Why most men die earlier than women

Men spotted buying Valentine's gifts on February 14, 2023. [Caleb Kingwara, Standard]

In a world that healthcare is ostensibly a primary concern for most people especially women, it is not the case for men. Wellness is simply put on the back burner for a lot of men.

Men are said to be 50 per cent less likely to seek medical attention as other things, such as work or other obligations, are given more priority.

According to a 2019 World Health Organisation report, women generally outlive men. This is because men fall sick much younger and generally die earlier. But more appalling is that many men die from preventable illnesses such as heart disease, cancer, among others.

But what could be the cause for the poor health-seeking behaviour among men? There are a number of factors that men consider an impediment to seeking health care services.

Cultural norms are one of the leading factors. Some cultures have wired men not to show emotions or weakness. A man is supposed to toughen up as he is considered an alpha. A man could be at his breaking point but will not reach out to anyone for help until it's too late to salvage him. The aspect of masculinity and the inaccurate perception of one falling sick, is a show of frailty.

Unlike women, men are statistically known to take medical advice from friends, family, or the internet as opposed to healthcare providers. They tend to hold serious conversations in pubs or other social joints but hardly make room for health-related talks. Going to the hospital is perceived by a majority as time consuming.

The burden bestowed upon men to provide for their families is another contributing factor. A man will most likely spend most of his time working at the expense of his health.

Some also argue that medical care is expensive and therefore opt to self-medicate by buying drugs over the counter.

Mental and sexual health related issues such as mood disorders or erectile dysfunction are among the health concerns that men shy away from or at least talk about in hushed tones. This is because anything that seemingly touches on their 'manhood' is not welcomed.

It's about time that men took control of their health and also have some level of accountability to show for it. This can only happen if men change how they perceive health and self-care. There is nothing wrong about someone taking care of themselves or prioritising their health or even seeking help.

In addition, conversations around men's health need to be more amplified and more awareness raised on the same. If each man can reach one, then the pace will pick up and more men will take wellness more seriously.

We need to create safe spaces that men can easily talk about their health issues without judgment or prejudice. This notwithstanding, men need to understand it's okay not to be okay. And it's also okay to get help when they need it.

Medical care costs should be affordable to make it easier for them especially those on lower job group levels to have access to. This will ensure that no man is left behind and medical care won't be treated as an afterthought.

When all is said and done, it is important that men prioritise their healthcare because no one will do it for them. Understanding how one's body functions, and the ability to detect things like burnout or fatigue, is the first step of taking control of one's health.

It is also important for men to take up preventive care which includes an annual or biannual wellness checkup. This will ensure early detection of any underlying illnesses.
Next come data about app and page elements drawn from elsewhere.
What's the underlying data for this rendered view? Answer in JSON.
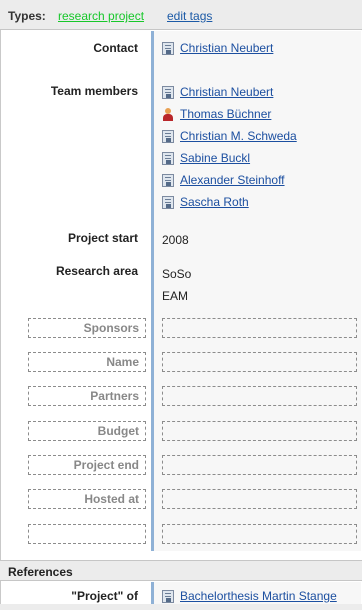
{
  "types": {
    "label": "Types:",
    "tag": "research project",
    "edit_link": "edit tags"
  },
  "fields": {
    "contact": {
      "label": "Contact",
      "value": "Christian Neubert"
    },
    "team_members": {
      "label": "Team members",
      "members": [
        {
          "name": "Christian Neubert",
          "icon": "card-icon"
        },
        {
          "name": "Thomas Büchner",
          "icon": "user-icon"
        },
        {
          "name": "Christian M. Schweda",
          "icon": "card-icon"
        },
        {
          "name": "Sabine Buckl",
          "icon": "card-icon"
        },
        {
          "name": "Alexander Steinhoff",
          "icon": "card-icon"
        },
        {
          "name": "Sascha Roth",
          "icon": "card-icon"
        }
      ]
    },
    "project_start": {
      "label": "Project start",
      "value": "2008"
    },
    "research_area": {
      "label": "Research area",
      "values": [
        "SoSo",
        "EAM"
      ]
    }
  },
  "empty_fields": [
    {
      "label": "Sponsors"
    },
    {
      "label": "Name"
    },
    {
      "label": "Partners"
    },
    {
      "label": "Budget"
    },
    {
      "label": "Project end"
    },
    {
      "label": "Hosted at"
    },
    {
      "label": ""
    }
  ],
  "references": {
    "title": "References",
    "items": [
      {
        "label": "\"Project\" of",
        "value": "Bachelorthesis Martin Stange",
        "icon": "card-icon"
      }
    ]
  },
  "colors": {
    "type_tag": "#17c72a",
    "link": "#1c4fa0",
    "value_border": "#8fb1d6"
  }
}
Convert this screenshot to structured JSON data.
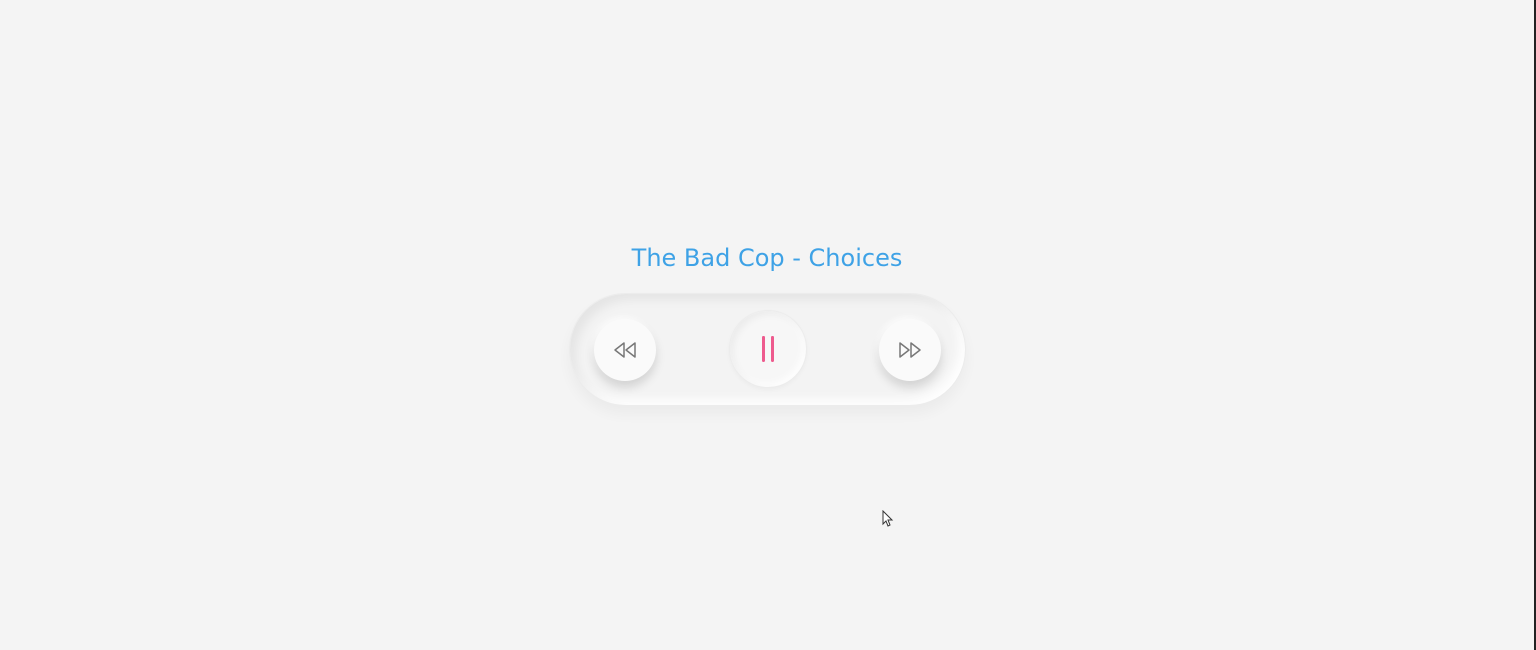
{
  "player": {
    "track_title": "The Bad Cop - Choices",
    "state": "playing",
    "buttons": {
      "previous": "rewind-icon",
      "play_pause": "pause-icon",
      "next": "fast-forward-icon"
    }
  },
  "colors": {
    "title": "#3ea2e6",
    "pause_accent": "#ee5b8e",
    "icon_gray": "#777777",
    "background": "#f4f4f4"
  }
}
Further, eating right and exercising is part of ensuring that men stay physically fit. And when overwhelmed by issues of life, taking care of one's mind is important. Keeping the right social system such as family and friends, ensures that men stay mentally healthy.

Dr Omari is the Resident Medical Officer at City Health Hospital